:: Interface dataset entries ::
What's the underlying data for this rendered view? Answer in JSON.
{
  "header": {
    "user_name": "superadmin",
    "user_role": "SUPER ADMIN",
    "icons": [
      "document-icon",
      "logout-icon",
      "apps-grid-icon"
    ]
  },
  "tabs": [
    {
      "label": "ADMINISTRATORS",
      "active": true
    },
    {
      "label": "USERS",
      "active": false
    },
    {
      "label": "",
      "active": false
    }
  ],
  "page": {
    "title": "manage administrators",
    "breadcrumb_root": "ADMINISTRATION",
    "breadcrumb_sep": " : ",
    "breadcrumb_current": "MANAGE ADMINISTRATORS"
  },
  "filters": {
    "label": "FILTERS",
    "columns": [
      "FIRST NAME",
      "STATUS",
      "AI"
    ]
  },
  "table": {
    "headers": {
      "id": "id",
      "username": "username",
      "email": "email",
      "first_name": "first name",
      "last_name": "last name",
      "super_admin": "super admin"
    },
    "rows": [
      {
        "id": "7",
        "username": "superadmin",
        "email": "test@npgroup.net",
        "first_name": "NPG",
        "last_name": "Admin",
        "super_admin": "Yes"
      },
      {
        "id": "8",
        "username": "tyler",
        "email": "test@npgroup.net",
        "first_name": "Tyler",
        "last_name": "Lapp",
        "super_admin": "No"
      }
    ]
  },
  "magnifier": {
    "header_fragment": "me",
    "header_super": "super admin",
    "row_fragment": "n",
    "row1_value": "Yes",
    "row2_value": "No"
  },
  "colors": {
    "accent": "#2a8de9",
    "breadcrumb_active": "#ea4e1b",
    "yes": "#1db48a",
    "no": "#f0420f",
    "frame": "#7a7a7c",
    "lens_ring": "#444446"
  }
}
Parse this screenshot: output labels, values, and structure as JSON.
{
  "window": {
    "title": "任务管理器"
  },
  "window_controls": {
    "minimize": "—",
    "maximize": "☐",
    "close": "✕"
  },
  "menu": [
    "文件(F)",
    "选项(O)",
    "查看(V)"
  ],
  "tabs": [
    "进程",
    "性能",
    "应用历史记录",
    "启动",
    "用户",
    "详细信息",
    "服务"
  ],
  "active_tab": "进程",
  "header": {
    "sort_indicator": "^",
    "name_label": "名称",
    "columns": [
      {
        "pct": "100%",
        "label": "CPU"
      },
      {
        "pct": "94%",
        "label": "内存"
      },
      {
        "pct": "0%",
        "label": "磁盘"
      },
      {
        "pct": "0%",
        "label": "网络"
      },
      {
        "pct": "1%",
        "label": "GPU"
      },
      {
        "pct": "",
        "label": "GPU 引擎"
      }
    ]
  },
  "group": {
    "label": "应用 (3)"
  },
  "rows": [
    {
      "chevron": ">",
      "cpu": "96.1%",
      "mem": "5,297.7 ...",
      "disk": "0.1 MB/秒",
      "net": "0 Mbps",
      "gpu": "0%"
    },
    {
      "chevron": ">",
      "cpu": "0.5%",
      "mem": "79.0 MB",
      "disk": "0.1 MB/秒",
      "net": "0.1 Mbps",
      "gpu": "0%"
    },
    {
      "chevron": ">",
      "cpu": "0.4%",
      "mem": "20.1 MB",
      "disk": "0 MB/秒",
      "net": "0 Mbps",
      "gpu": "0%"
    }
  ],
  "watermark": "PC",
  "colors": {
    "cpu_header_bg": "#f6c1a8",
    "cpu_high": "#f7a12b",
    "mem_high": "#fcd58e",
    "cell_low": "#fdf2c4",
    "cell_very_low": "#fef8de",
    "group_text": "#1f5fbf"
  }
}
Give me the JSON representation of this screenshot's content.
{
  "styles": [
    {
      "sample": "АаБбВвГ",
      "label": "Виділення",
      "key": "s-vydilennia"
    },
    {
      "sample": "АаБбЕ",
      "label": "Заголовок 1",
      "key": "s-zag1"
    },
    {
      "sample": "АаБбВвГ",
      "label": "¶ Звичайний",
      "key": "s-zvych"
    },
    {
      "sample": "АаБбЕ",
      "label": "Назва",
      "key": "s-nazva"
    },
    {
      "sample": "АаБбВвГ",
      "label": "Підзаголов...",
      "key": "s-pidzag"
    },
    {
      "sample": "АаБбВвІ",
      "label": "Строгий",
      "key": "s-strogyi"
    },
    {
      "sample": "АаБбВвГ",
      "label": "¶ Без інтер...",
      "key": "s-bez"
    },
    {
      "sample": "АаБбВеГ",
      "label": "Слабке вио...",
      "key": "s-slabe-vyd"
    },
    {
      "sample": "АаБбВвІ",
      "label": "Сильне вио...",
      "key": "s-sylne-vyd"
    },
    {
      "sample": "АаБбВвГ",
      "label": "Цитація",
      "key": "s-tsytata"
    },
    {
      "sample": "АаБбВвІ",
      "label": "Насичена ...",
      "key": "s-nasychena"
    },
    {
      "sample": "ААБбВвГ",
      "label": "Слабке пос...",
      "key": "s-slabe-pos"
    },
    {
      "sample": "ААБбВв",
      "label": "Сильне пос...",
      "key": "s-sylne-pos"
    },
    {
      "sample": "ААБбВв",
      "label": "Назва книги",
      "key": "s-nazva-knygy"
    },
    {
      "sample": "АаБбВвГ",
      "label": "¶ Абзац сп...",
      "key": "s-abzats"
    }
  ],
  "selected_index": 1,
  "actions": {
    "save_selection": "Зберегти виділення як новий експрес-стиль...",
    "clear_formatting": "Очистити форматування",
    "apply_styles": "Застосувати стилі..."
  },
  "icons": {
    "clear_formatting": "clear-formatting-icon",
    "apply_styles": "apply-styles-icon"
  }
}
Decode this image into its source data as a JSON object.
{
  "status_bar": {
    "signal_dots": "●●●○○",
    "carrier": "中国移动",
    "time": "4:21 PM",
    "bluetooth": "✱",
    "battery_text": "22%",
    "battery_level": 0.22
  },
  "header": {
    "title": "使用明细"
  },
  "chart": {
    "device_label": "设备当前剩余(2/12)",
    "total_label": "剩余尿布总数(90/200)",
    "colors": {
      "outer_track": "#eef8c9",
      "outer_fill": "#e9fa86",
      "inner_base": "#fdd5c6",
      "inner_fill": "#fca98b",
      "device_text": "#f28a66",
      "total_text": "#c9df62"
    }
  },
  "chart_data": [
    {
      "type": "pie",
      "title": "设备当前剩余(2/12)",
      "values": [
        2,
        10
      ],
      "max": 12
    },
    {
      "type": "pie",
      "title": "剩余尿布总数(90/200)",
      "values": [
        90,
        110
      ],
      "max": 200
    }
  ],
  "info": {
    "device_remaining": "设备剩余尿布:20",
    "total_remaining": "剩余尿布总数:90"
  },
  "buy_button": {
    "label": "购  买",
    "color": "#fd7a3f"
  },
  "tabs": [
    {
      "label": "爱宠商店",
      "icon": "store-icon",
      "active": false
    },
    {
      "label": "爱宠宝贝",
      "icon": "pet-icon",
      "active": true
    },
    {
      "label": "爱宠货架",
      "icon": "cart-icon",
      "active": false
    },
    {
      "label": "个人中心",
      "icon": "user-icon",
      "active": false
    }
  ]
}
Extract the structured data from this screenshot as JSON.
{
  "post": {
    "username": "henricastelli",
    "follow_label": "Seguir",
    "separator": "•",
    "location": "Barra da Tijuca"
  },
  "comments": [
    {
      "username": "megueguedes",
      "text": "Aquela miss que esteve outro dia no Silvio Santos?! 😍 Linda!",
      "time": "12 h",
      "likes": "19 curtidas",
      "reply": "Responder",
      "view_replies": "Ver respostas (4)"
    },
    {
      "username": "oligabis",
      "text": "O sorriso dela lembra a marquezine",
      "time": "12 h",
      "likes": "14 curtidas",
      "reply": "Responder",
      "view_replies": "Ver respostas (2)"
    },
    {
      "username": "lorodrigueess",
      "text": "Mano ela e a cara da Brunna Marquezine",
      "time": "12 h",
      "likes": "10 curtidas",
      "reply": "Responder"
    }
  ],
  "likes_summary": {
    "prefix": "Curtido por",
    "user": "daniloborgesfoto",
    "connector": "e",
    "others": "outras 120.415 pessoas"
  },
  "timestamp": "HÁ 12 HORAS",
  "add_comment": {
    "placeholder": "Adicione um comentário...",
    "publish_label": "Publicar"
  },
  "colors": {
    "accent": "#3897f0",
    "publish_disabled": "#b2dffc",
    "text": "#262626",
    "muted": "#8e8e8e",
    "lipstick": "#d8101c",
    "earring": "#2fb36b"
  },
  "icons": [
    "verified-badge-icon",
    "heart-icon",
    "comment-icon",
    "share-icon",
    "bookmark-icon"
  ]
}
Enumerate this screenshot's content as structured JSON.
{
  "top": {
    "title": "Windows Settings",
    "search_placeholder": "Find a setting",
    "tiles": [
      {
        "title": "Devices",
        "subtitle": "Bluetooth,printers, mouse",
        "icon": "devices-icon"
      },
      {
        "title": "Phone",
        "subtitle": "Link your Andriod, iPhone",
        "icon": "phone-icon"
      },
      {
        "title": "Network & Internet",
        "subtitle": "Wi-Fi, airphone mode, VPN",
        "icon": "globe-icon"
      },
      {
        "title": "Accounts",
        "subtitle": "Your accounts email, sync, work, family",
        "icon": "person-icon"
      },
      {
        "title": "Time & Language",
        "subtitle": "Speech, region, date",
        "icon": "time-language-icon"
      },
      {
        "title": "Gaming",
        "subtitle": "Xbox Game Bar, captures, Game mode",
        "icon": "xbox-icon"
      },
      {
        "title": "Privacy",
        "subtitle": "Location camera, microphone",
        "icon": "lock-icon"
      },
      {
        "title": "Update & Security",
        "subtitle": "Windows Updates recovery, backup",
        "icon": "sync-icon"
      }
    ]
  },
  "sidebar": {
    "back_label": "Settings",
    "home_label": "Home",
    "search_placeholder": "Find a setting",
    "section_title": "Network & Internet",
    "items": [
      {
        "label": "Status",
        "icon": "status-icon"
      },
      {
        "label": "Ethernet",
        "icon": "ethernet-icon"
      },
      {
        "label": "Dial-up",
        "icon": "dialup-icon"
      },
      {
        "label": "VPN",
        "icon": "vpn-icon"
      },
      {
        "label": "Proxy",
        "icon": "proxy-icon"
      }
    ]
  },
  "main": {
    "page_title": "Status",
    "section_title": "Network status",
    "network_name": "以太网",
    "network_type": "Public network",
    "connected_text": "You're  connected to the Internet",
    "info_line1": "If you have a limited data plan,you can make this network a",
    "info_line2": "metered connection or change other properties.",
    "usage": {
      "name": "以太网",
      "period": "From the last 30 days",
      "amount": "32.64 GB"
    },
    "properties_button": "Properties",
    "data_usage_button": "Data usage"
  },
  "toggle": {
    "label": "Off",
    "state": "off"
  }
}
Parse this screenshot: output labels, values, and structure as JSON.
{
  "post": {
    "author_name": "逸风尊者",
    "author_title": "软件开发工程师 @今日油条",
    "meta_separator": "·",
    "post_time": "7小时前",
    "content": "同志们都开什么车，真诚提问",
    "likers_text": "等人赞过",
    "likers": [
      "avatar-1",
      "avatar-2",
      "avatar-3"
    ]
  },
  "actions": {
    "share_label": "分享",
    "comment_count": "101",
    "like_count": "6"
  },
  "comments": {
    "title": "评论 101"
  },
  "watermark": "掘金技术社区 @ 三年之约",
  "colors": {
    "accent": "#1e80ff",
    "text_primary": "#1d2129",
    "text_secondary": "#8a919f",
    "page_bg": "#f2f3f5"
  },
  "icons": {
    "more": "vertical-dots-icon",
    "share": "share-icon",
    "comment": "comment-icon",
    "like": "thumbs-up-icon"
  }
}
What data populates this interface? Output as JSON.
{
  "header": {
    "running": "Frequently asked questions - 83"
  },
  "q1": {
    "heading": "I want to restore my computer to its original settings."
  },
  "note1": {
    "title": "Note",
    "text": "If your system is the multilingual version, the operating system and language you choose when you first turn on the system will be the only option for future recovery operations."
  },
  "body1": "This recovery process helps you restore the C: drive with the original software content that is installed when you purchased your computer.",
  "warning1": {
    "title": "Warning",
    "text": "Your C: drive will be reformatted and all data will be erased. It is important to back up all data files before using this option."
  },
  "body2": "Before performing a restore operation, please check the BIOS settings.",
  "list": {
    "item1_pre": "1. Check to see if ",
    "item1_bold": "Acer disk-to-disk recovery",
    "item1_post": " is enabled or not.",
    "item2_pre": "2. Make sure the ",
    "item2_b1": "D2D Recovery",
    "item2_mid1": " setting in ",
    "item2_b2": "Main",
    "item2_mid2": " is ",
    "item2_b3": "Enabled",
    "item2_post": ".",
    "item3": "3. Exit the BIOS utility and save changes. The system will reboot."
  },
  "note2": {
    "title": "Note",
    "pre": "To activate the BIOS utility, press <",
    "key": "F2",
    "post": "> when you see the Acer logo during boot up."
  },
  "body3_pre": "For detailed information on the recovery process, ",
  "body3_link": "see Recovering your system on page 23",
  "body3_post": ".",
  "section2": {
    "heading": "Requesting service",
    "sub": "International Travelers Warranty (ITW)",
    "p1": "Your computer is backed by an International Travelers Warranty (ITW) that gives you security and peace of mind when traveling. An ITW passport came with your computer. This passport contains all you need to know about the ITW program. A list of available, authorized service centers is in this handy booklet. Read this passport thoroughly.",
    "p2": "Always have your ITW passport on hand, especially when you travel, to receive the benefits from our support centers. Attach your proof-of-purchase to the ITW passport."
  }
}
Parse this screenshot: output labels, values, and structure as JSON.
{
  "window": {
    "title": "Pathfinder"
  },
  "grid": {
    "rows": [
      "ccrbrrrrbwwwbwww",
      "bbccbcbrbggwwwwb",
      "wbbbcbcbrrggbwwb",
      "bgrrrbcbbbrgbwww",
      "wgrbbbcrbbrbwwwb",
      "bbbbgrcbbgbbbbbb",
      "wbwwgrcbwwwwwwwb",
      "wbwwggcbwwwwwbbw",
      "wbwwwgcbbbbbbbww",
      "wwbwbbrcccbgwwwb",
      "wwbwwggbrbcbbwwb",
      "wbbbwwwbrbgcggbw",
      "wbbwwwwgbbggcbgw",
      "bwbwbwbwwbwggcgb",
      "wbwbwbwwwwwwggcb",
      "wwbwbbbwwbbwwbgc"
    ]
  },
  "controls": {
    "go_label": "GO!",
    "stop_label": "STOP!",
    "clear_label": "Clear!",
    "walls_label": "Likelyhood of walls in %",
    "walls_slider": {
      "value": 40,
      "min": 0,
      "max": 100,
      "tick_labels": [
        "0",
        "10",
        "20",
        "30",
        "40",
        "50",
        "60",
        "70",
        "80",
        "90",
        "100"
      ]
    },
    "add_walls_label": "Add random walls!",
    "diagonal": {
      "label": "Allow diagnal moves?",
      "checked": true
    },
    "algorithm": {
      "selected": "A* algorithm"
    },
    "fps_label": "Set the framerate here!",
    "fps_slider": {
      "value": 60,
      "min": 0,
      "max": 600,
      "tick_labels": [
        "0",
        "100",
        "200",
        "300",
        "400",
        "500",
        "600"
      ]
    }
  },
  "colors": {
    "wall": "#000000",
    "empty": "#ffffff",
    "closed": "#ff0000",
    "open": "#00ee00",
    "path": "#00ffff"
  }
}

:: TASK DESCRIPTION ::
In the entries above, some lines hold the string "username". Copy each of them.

:: ANSWER BOX ::
      "username": "username",
        "username": "superadmin",
        "username": "tyler",
    "username": "henricastelli",
      "username": "megueguedes",
      "username": "oligabis",
      "username": "lorodrigueess",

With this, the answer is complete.